Report only the number of lines in the following entries where the word "true" occurs.

- - -

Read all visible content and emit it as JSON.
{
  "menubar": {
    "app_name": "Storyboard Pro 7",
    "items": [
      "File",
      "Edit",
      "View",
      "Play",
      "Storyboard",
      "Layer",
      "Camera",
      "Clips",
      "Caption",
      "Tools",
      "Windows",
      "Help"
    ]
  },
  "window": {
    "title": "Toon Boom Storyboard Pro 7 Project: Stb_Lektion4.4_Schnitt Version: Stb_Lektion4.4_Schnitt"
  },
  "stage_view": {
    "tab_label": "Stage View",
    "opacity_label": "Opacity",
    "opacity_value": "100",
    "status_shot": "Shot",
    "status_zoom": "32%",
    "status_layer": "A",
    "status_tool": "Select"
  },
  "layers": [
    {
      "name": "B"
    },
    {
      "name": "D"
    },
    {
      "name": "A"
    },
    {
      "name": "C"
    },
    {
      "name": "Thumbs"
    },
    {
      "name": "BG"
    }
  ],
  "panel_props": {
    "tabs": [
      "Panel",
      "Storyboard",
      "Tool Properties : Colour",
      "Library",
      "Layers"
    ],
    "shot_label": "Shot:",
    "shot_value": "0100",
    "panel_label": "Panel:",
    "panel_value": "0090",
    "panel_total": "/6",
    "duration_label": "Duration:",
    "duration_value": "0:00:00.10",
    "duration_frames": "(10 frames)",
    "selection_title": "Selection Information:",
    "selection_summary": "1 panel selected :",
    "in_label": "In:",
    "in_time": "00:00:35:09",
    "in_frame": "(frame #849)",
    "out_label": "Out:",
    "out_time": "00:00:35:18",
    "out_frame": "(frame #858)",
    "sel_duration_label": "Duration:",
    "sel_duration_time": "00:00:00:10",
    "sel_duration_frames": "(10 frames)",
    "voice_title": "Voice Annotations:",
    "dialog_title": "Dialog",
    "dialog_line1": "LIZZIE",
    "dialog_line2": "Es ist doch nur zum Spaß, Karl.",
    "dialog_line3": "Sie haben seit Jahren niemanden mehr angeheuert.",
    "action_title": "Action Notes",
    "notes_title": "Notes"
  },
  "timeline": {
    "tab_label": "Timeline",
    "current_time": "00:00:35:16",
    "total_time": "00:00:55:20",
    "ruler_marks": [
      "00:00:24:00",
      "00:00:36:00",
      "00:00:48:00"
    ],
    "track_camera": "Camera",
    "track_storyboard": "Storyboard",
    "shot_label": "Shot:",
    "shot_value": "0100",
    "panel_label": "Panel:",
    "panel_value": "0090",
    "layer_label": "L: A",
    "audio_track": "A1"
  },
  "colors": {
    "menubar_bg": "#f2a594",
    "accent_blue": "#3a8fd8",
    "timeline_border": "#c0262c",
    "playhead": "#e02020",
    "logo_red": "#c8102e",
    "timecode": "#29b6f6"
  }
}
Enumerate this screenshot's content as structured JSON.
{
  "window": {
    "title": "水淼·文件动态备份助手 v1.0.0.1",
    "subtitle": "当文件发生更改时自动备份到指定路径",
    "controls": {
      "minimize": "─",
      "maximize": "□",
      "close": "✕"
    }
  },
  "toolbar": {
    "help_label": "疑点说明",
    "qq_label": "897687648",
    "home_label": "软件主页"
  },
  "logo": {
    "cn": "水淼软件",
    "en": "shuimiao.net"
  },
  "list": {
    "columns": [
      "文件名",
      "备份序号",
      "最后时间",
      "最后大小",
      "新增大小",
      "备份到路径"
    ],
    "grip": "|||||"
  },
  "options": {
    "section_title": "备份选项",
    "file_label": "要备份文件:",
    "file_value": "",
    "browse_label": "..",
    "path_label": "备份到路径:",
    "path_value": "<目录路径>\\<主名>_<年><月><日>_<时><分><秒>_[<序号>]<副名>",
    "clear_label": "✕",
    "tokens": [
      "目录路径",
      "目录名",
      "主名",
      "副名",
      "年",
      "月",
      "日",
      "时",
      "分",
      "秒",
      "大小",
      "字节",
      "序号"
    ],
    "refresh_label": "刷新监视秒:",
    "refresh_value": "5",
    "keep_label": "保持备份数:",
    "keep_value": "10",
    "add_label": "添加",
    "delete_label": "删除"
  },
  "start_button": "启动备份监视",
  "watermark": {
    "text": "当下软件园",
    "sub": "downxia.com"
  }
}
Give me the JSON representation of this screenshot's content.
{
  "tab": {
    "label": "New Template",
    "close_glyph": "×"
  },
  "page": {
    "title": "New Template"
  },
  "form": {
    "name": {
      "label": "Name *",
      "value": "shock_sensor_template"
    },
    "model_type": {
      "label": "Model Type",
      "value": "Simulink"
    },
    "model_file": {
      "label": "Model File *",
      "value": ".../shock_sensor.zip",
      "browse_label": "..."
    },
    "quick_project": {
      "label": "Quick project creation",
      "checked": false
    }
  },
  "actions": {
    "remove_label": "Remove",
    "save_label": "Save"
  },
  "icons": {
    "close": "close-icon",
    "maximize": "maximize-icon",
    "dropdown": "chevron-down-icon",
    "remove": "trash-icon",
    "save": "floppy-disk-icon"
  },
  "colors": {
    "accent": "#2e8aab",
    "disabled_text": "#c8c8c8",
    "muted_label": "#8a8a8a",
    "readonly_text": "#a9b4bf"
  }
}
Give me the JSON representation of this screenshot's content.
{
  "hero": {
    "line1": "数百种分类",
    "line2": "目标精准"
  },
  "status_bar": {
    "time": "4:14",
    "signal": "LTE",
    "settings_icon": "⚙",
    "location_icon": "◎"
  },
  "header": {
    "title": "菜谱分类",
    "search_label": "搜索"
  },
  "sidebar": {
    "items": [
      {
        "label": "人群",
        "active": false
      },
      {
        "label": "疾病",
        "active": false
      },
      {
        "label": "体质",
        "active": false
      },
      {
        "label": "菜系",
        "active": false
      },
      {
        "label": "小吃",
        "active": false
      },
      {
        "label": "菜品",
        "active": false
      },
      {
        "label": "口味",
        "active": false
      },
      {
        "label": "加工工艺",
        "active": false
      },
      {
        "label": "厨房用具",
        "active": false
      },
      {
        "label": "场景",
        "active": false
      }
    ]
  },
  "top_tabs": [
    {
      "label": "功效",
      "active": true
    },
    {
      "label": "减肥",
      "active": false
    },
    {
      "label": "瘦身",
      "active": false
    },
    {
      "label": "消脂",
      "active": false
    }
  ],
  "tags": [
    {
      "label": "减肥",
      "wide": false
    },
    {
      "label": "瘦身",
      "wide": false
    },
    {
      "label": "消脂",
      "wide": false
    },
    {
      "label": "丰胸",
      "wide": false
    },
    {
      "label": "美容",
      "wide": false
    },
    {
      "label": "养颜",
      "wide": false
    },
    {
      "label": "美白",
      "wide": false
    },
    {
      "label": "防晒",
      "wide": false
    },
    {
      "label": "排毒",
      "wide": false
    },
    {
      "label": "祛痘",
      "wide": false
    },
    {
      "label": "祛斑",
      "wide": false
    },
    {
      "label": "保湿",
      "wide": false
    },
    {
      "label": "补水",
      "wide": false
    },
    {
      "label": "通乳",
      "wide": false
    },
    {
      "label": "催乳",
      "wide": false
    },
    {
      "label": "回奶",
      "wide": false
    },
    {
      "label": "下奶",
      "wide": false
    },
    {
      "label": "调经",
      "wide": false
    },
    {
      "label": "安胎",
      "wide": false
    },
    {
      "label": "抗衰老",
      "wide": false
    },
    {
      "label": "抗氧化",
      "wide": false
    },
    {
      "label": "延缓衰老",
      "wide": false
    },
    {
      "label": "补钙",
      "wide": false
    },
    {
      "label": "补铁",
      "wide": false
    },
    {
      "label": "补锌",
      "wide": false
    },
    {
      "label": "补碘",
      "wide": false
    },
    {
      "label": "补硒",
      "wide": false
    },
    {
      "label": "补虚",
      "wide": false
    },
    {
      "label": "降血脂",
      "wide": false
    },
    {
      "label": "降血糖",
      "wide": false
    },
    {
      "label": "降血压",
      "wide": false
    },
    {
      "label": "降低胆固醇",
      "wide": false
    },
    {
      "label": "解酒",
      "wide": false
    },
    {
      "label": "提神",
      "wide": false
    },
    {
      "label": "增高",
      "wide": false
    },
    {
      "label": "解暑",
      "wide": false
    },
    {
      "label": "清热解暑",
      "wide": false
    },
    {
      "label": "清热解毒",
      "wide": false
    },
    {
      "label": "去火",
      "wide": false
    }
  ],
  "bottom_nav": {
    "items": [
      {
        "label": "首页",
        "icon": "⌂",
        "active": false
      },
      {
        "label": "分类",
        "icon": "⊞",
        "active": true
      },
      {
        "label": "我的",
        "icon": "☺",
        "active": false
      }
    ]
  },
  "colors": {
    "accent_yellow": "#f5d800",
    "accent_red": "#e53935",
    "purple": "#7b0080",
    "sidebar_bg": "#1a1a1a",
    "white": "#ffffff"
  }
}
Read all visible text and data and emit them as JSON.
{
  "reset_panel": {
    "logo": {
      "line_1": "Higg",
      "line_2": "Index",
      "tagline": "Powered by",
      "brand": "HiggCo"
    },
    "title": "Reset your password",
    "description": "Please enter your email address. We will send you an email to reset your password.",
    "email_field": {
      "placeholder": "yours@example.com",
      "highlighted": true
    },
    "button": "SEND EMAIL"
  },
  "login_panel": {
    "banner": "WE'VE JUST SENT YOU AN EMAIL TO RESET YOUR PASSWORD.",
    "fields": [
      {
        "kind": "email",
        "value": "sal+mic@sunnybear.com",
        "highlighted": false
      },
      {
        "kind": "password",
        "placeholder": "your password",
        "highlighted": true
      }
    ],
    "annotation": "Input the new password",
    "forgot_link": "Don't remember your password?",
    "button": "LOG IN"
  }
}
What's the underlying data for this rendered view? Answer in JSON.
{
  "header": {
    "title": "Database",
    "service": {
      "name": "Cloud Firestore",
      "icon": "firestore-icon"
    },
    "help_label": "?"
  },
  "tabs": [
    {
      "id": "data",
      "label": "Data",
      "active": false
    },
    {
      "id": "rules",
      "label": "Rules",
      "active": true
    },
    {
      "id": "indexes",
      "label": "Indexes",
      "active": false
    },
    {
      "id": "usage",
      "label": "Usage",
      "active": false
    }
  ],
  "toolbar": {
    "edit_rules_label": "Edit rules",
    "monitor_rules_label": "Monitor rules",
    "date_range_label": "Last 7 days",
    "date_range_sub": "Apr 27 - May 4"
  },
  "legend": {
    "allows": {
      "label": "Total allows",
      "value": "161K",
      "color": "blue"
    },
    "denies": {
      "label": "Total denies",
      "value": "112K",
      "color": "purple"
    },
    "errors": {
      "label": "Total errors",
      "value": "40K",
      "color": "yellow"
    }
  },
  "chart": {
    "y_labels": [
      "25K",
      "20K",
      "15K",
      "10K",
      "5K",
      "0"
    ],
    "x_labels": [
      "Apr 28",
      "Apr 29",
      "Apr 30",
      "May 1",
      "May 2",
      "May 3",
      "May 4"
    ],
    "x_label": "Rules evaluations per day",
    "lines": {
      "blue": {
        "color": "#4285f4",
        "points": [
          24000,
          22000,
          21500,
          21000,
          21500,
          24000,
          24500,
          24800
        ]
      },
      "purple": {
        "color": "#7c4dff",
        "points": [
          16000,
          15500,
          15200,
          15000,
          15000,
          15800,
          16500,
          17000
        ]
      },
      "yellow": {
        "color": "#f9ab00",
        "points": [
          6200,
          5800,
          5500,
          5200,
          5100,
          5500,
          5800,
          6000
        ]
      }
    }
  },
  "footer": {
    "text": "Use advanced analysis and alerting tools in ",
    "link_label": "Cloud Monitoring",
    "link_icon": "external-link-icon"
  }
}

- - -

_Output below_: 5